Is Game of Thrones an allegory for climate change? Apparently this has been an ongoing topic for debate amongst liberals. They think Yara Greyjoy is Hillary Clinton.
Vanity Fair’s latest hit at the topic compares the characters of the popular fantasy realm to the main players in the climate change fantasy realm …, er, debate. And its hero worship of liberals is out of control.
The article quoted Michael Mann, “professor of atmospheric science at Penn State and a climate activist,” who said that it was important to stay relevant in pop culture. Specifically, the movement needs to “take advantage of cultural references that allow people to understand the nature of the challenge.”
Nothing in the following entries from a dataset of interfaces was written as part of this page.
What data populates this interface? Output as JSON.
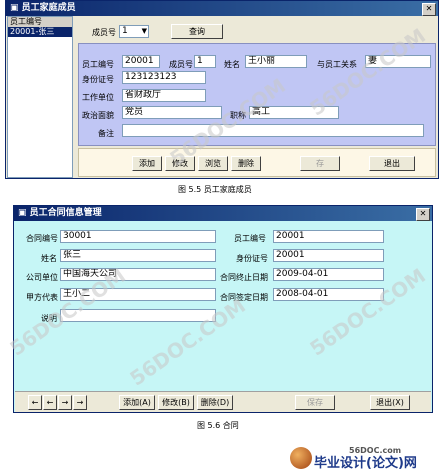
{
  "fig1": {
    "title": "员工家庭成员",
    "sidebar_header": "员工编号",
    "sidebar_item": "20001-张三",
    "member_no_label": "成员号",
    "member_no_value": "1",
    "query_button": "查询",
    "emp_no_label": "员工编号",
    "emp_no_value": "20001",
    "member_no2_label": "成员号",
    "member_no2_value": "1",
    "name_label": "姓名",
    "name_value": "王小丽",
    "relation_label": "与员工关系",
    "relation_value": "妻",
    "id_label": "身份证号",
    "id_value": "123123123",
    "work_label": "工作单位",
    "work_value": "省财政厅",
    "politics_label": "政治面貌",
    "politics_value": "党员",
    "title_label": "职称",
    "title_value": "高工",
    "remark_label": "备注",
    "remark_value": "",
    "buttons": [
      "添加",
      "修改",
      "浏览",
      "删除"
    ],
    "button_disabled": "存",
    "exit_button": "退出",
    "caption": "图 5.5  员工家庭成员"
  },
  "fig2": {
    "title": "员工合同信息管理",
    "contract_no_label": "合同编号",
    "contract_no_value": "30001",
    "emp_no_label": "员工编号",
    "emp_no_value": "20001",
    "name_label": "姓名",
    "name_value": "张三",
    "id_label": "身份证号",
    "id_value": "20001",
    "company_label": "公司单位",
    "company_value": "中国海天公司",
    "end_label": "合同终止日期",
    "end_value": "2009-04-01",
    "party_label": "甲方代表",
    "party_value": "王小二",
    "sign_label": "合同签定日期",
    "sign_value": "2008-04-01",
    "note_label": "说明",
    "note_value": "",
    "nav": [
      "←",
      "←",
      "→",
      "→"
    ],
    "add_button": "添加(A)",
    "edit_button": "修改(B)",
    "delete_button": "删除(D)",
    "save_button": "保存",
    "exit_button": "退出(X)",
    "caption": "图 5.6  合同"
  },
  "watermark": "56DOC.COM",
  "footer": {
    "site": "56DOC.com",
    "brand": "毕业设计(论文)网"
  },
  "colors": {
    "title_bar": "#0a246a",
    "panel_blue": "#c0c6f4",
    "panel_cyan": "#c6f6f6",
    "window_gray": "#ece9d8"
  }
}
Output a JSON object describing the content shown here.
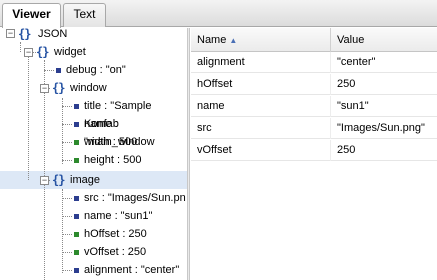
{
  "tabs": [
    {
      "label": "Viewer",
      "active": true
    },
    {
      "label": "Text",
      "active": false
    }
  ],
  "tree": {
    "root": "JSON",
    "widget": "widget",
    "debug": "debug : \"on\"",
    "window": "window",
    "window_title": "title : \"Sample Konfab",
    "window_name": "name : \"main_window",
    "window_width": "width : 500",
    "window_height": "height : 500",
    "image": "image",
    "image_src": "src : \"Images/Sun.pn",
    "image_name": "name : \"sun1\"",
    "image_hoffset": "hOffset : 250",
    "image_voffset": "vOffset : 250",
    "image_alignment": "alignment : \"center\"",
    "object_glyph": "{}"
  },
  "grid": {
    "headers": {
      "name": "Name",
      "value": "Value"
    },
    "sort_glyph": "▲",
    "rows": [
      {
        "name": "alignment",
        "value": "\"center\""
      },
      {
        "name": "hOffset",
        "value": "250"
      },
      {
        "name": "name",
        "value": "\"sun1\""
      },
      {
        "name": "src",
        "value": "\"Images/Sun.png\""
      },
      {
        "name": "vOffset",
        "value": "250"
      }
    ]
  },
  "colors": {
    "selection": "#dde8f6",
    "string_marker": "#2c3e8f",
    "number_marker": "#2d8a2d",
    "object_brace": "#2653a3"
  }
}
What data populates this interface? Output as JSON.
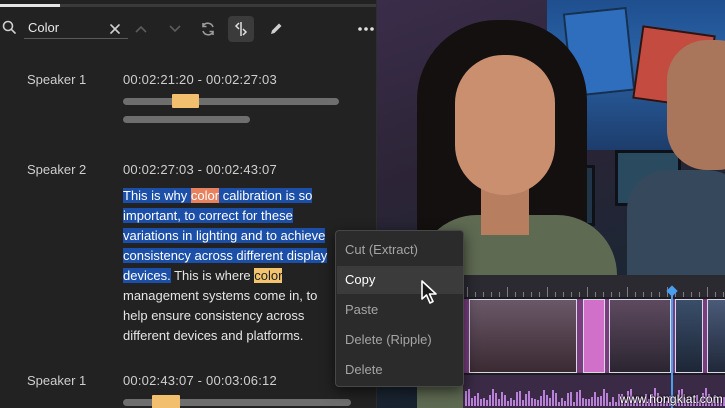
{
  "toolbar": {
    "search_value": "Color",
    "progress_fraction": 0.16,
    "icons": [
      "search-icon",
      "close-icon",
      "chevron-up-icon",
      "chevron-down-icon",
      "refresh-icon",
      "split-clip-icon",
      "pencil-icon",
      "more-icon"
    ]
  },
  "transcript": {
    "blocks": [
      {
        "speaker": "Speaker 1",
        "timecode": "00:02:21:20 - 00:02:27:03"
      },
      {
        "speaker": "Speaker 2",
        "timecode": "00:02:27:03 - 00:02:43:07",
        "text": {
          "s1": "This is why ",
          "s1_hl": "color",
          "s1_rest": " calibration is so",
          "s2": "important, to correct for these",
          "s3": "variations in lighting and to achieve",
          "s4": "consistency across different display",
          "s5": "devices.",
          "u1": " This is where ",
          "u1_hl": "color",
          "u2": "management systems come in, to",
          "u3": "help ensure consistency across",
          "u4": "different devices and platforms."
        }
      },
      {
        "speaker": "Speaker 1",
        "timecode": "00:02:43:07 - 00:03:06:12"
      }
    ]
  },
  "context_menu": {
    "items": [
      {
        "label": "Cut (Extract)",
        "active": false
      },
      {
        "label": "Copy",
        "active": true
      },
      {
        "label": "Paste",
        "active": false
      },
      {
        "label": "Delete (Ripple)",
        "active": false
      },
      {
        "label": "Delete",
        "active": false
      }
    ]
  },
  "colors": {
    "selection": "#1b4fa8",
    "search_highlight": "#f2c46f",
    "selected_search_highlight": "#e8825e",
    "playhead": "#4a9ef0",
    "video_track": "#7a3d80"
  },
  "watermark": "www.hongkiat.com"
}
While climate change itself is termed “the white walkers,” the monsters in the fantasy stories, the climate change scientists are compared to Samwell Tarly, who accidentally killed a monster. Leonardo DiCaprio is Tyrion Lannister, the “party boy womanizer who has this moral center and has a lot of money.” Personally, one wonders if they read what happens to Tyrion in the books.
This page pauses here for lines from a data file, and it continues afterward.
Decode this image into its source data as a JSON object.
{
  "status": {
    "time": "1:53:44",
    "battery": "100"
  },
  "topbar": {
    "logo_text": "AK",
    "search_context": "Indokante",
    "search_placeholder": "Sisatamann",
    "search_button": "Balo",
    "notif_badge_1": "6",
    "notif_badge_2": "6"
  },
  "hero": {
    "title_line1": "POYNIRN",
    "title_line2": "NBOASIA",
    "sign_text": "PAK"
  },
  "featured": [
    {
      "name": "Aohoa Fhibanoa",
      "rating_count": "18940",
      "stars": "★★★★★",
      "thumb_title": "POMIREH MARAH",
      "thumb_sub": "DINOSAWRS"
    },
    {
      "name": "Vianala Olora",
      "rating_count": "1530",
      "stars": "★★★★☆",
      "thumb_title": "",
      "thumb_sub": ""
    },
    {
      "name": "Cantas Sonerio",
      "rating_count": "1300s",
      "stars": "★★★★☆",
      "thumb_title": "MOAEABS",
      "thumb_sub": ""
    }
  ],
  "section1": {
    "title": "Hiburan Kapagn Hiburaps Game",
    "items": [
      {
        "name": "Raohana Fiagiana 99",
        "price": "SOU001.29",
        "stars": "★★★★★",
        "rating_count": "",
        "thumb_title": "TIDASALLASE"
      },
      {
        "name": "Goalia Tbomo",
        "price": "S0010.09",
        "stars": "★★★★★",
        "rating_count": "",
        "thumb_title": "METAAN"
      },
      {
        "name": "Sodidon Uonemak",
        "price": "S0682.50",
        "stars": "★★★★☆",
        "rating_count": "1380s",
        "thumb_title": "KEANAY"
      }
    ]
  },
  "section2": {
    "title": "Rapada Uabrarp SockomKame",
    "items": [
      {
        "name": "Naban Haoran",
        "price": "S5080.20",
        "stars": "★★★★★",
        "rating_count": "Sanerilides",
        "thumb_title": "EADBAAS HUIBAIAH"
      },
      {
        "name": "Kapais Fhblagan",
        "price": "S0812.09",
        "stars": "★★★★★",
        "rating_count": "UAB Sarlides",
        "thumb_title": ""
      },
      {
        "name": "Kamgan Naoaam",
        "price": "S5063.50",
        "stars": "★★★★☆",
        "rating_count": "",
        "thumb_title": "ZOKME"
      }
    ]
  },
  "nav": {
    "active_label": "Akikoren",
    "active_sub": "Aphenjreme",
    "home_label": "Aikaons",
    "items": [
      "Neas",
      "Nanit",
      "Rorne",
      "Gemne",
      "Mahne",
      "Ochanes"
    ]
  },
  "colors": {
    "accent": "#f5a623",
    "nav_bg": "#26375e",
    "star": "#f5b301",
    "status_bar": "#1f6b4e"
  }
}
German prime minister Angela Merkel is compared to Daenerys Targaryen, the mother of the dragons. Mainly because she is called the “Climate Chancellor” and because she “confronted Trump” about the Paris accord. That’s a bit of a stretch.
The best comparison of all comes from Katharine Davis Reich, associate director at the UCLA IoES Center for Climate Science. She told Vanity Fair that the character of Yara Greyjoy is equivalent to Hillary Clinton. Why? “The feminist ass-kicker from the Iron Islands is definitely Hillary Clinton.” Even though the article itself admits, neither woman has done much for climate change, either in allegory or in reality.
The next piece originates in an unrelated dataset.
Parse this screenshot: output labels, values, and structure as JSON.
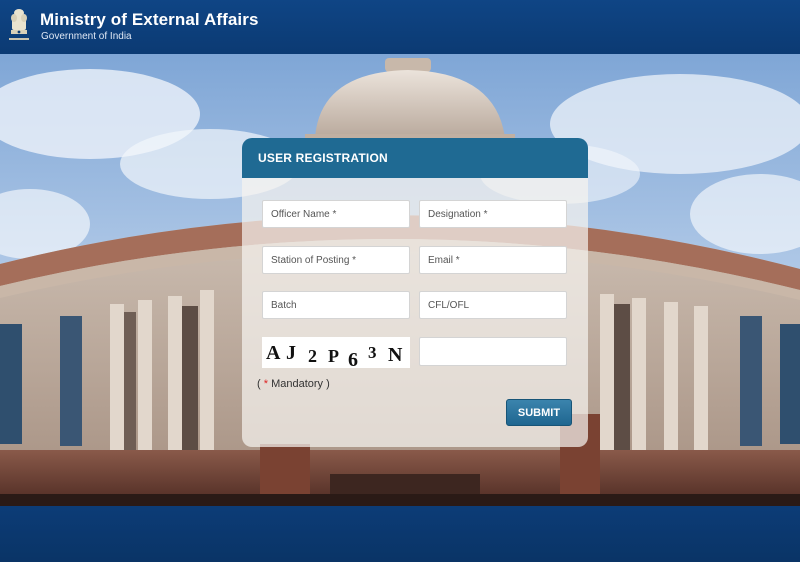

As for Jon Snow? James Salzman, professor of environmental law, briefly considered Al Gore but saved himself and everyone else the embarrassment and named Michael Mann, that professor from Penn State and a self-proclaimed activist, the hero of this story.
If this is a serious movement that wants to be taken seriously, why are these scientists and reporters wasting time comparing themselves to fantasy characters? Better still, why are they publishing these comparisons?